T-Mobile does have an advantage its two largest competitors don’t, though: its size. “Right now our customers are reaping the benefits of an incredible network, and they’re sharing it with half as many people,” T-Mobile CMO Mike Sievert said. If T-Mobile continues to grow at its current pace – it added 2.4 million new subscribers in the first quarter – then it may not have that advantage for long. But T-Mobile plans to make full use of it while it can.
A war fought on value, not on price
T-Mobile has become the destination carrier for the mobile data hog in the U.S.: Its customers consume twice as much data as AT&T customers and more than 60 percent more than Verizon or Sprint(s s) customers, Legere claimed. But he maintained that there is no price war in the U.S. mobile market. Nor does he have any plans to start one.
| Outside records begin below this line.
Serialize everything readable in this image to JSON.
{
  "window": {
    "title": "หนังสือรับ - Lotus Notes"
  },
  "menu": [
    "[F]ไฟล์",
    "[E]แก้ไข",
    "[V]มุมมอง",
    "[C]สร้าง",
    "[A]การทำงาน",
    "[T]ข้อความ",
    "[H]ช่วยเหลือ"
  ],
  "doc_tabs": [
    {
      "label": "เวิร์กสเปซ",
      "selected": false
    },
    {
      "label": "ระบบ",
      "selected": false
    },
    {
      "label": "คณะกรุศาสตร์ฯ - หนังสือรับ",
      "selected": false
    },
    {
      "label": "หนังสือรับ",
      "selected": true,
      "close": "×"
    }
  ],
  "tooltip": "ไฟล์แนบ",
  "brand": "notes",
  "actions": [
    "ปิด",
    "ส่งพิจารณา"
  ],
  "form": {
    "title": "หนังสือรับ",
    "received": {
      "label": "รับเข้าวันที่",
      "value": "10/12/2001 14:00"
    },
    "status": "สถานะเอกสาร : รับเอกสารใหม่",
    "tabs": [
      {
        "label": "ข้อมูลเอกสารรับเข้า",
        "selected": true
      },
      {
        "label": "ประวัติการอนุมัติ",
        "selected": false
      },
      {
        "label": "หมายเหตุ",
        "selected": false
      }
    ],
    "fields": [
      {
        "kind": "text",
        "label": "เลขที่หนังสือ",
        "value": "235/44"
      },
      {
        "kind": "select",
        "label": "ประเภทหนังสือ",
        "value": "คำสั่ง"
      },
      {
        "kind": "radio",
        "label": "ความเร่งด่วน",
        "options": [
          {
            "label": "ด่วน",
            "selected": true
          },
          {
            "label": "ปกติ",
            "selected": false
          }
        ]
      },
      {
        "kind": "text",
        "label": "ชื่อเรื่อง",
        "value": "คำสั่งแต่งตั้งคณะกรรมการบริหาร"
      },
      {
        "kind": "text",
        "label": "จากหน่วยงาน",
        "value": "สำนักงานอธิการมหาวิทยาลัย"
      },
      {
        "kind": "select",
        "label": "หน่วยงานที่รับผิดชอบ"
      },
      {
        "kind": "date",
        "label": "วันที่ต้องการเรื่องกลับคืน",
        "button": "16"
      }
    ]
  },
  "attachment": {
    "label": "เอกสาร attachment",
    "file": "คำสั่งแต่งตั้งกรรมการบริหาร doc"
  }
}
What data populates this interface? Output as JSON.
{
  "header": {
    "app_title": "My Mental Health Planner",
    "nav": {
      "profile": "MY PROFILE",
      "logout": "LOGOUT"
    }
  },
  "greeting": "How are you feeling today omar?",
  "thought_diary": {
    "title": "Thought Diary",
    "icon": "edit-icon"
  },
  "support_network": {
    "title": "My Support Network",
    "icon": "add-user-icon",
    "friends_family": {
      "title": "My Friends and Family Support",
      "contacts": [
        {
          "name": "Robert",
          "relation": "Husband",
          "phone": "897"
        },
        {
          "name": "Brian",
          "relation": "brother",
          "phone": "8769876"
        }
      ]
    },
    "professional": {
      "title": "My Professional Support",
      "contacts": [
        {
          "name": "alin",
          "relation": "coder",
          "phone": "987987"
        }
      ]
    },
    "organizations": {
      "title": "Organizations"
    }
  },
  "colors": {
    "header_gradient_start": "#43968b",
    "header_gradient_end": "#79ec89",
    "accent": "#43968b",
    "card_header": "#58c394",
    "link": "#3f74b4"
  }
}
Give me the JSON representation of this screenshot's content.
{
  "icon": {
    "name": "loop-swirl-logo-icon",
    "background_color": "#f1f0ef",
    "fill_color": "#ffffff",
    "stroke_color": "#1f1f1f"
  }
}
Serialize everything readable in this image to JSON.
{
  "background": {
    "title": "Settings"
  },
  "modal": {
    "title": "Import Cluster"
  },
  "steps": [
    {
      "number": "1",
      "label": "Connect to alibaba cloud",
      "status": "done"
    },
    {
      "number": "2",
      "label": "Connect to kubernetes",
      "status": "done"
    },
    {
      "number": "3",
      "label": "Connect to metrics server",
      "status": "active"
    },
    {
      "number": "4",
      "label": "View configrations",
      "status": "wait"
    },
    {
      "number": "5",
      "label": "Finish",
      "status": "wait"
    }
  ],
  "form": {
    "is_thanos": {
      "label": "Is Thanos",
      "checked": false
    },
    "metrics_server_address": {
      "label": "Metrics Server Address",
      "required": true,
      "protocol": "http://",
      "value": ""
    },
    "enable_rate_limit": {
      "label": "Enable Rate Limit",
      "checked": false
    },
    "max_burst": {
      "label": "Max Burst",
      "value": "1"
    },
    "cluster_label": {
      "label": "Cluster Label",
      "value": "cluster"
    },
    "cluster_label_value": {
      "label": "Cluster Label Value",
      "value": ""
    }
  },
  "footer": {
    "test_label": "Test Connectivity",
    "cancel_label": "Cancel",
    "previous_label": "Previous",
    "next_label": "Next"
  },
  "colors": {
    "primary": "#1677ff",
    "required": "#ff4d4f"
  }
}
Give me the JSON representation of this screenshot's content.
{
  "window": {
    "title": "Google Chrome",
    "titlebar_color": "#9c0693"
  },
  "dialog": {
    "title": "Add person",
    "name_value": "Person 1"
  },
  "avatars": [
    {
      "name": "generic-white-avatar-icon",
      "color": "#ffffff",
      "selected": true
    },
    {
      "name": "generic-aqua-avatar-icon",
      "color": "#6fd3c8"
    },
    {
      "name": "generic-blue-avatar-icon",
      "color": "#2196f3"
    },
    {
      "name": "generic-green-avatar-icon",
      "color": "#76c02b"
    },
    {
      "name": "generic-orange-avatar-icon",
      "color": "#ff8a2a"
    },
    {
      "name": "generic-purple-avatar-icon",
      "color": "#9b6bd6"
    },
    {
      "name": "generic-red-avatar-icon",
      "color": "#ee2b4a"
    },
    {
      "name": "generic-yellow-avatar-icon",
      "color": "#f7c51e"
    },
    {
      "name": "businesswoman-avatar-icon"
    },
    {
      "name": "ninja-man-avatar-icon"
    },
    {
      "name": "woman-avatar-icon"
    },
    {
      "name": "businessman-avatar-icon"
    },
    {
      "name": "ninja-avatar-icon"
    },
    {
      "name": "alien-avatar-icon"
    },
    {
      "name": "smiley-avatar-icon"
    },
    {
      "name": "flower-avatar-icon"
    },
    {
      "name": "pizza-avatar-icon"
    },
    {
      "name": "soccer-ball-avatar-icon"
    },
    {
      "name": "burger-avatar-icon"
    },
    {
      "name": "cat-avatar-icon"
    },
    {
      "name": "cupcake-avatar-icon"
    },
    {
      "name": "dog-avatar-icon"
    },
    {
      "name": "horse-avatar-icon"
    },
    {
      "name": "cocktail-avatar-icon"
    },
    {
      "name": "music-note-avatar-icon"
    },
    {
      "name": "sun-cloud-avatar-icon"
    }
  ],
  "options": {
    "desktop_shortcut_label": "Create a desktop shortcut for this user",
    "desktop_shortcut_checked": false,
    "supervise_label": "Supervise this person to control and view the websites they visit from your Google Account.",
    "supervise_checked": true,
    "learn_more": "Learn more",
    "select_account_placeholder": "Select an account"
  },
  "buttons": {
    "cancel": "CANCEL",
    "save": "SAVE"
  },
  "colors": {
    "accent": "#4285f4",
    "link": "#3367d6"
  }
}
While T-Mobile does offer cheaper individual smartphone data plans than its competitors, Legere pointed out that T-Mobile hasn’t embarked on a quest to commoditize data in the U.S. It’s created some cheaper options for entry-level users, but in March it actually raised the priced of its unlimited data plan to $80 a month.
What T-Mobile has done is offer more consumer-friendly options that cut out hidden fees like device subsidies. It’s also instituted polices that encourage customers to consume more data, Legere said. The Music Freedom program T-Mobile announced on Wednesday is a good example, exempting music streaming from its data caps. Legere said that contradicts competitors’ policies of selling their customers a music streaming service and then charging them for the data consumed.
“Wireless carriers shouldn’t tell you, ‘Hey, here’s the service you should use, it’s really good, take this one,’ and then charge the shit out of you for every piece of its use,” Legere said. “Most people that raise this topic of price war [are] thinking about it in the context of whether AT&T and Verizon have to change their profitability [models] to compete. That’s not our issue. That’s not a price war.”
However the war is being waged, it’s beginning to incur some casualties. Last quarter, Verizon actually lost core smartphone subscribers, while T-Mobile raked them in. AT&T didn’t feel T-Mobile’s bite as much, but then again AT&T countered every T-Mobile promotion and program while Verizon mostly stood on the sidelines.
Legere claims Verizon was trapped: It didn’t want to look weak in front of its shareholders, so it just pretended T-Mobile wasn’t a problem.
“They’re highly profitable and very big. It’s an age-old problem. How do you cannibalize your own base when someone is attacking you? What happens, historically, is you ignore the little guy,” Legere said. “Arguably in the short term [Verizon] was rewarded by its shareholders for not getting into this game. AT&T, on the other hand, reacts to everything we do and say, which makes it more fun for all of us.”
So what happens if Uncarrier works? If T-Mobile’s growth rate keeps up, it could soon surpass Sprint as the No. 3 mobile operator in the U.S. And if T-Mobile continues to chip away at Verizon and AT&T’s core smartphone customers, it will eventually start bridging the yawning chasm between it and the Big 2. If T-Mobile becomes a megacarrier in its own right, does it just become another AT&T or Verizon, entrenching itself and focusing on profits?
Legere, as you might expect, says no way. While he admits that one day T-Mobile may no longer be a squirrely upstart in terms of market share, he said the company’s whole business model now revolves around challenging traditional carrier business models. If it started acting like AT&T, it would lose the millions of new subscribers that it worked so hard to gain.
“Uncarrier is not just a marketing program,” Legere said. “It’s a culture. It’s the fundamental basis of who we are as a company.”